Dish Feed - GOES Satellite Hunt
Dish Feed (The actual receiver)
So I did several tries for like one month and half. The guys in #hearsat and me was struggling to find what was the reason that I couldn’t get the signal. I have all pictures of my failed feeds here: https://www.flickr.com/photos/energylabs/albums/72157675387388535. I will not detail each one of the assembles of these feeds because it didn’t work. So for historical reasons as well the reason why they didn’t work is because of the illumination angle of the Helical Coils. Usually the Helix Feeds have a very narrow beam width (and high gain), this causes to only some portion of the dish to be actually used by the feed. I only discovered that when I drawed my dish in FreeCad and did some auxiliary lines to show the angles. Then I noticed that something was REALLY wrong: Only like 60cm of my dish was actually illuminated, and from this 60cm only 40cm was actually visible by the dish (we need to discount the dead center). This is the drawing I did. So mybit from hearsat suggested me a Wave Guide Feed. For those that used to hack wireless systems, this is known as Can Antenna or Cantenna. Its very simple to do and I found this calculator to get things better:

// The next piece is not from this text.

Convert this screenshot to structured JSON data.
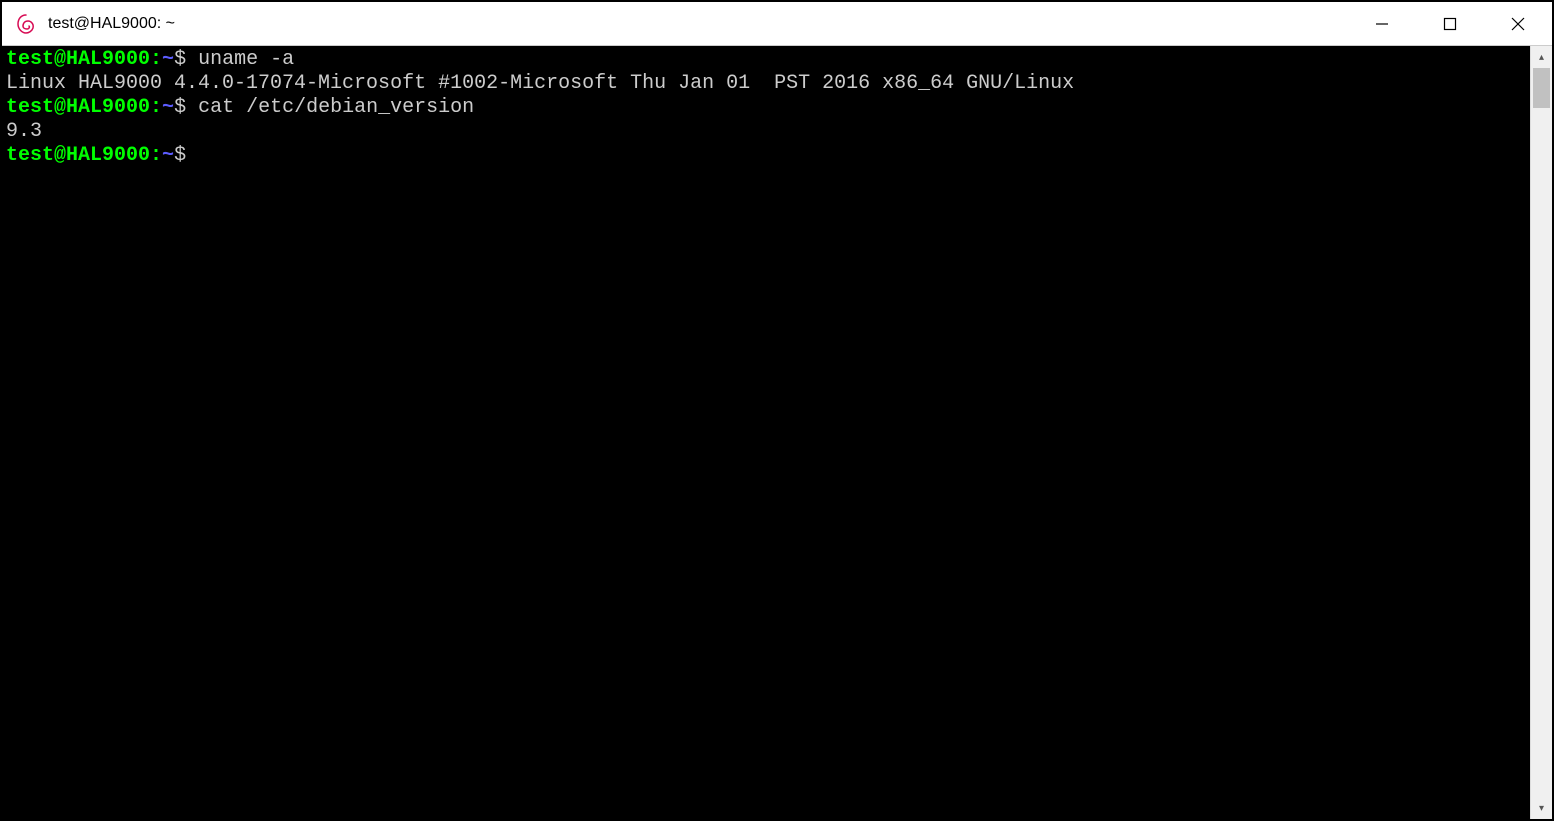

So the image (from the site) is this:
So if you check, the only thing that actually uses your target wavelength is the linear feed size (that uses lambda / 4). The other ones uselambdagthat is the guide wavelength. The guide wavelength is calculated from the can diameter. So I just found a can here (Neston Can for those who want to buy in São Paulo) that has basically “square” size. The can has 12cm diameter and 12cm height. You can use basically any size of cans. Just a few things are important using that calculator:
- Keep your target frequency over TE11 and below TM01.
- The length of the can should be at least 0.75 * lambdag. Don’t worry if your can length is higher than that. Just try to keep close.
- The probe length (linear feed) counts from the base of the connector (where you put the screws)
More details about TE11 and TM01 are here: http://www.daenotes.com/electronics/microwave-radar/waveguide-modes-of-signal-propagation
In my case the parameters for the calculator was:
- Freq. of operation [MHz] 1692
- Can Diameter [mm] 120
- Cut-Off Freq. for TE11 Mode [MHz] 1464.15
- Cut-Off Freq. for TM01 Mode [MHz] 1912.38
- Guide Wavelength [mm] (λg) 153.89
- λg/4 [mm] 38.4725
- 0.75 * λg [mm] 115.4175
- Wavelength λ/4 [mm] 44.325
These wave guides usually have really wide bandwidth ( mine can probably get anything from TE11 to TM01 modes ). So the sizes are not that critical. Even so, I would keep the probe (the linear feed) length close to few mm of the lambda / 4 of the target frequency.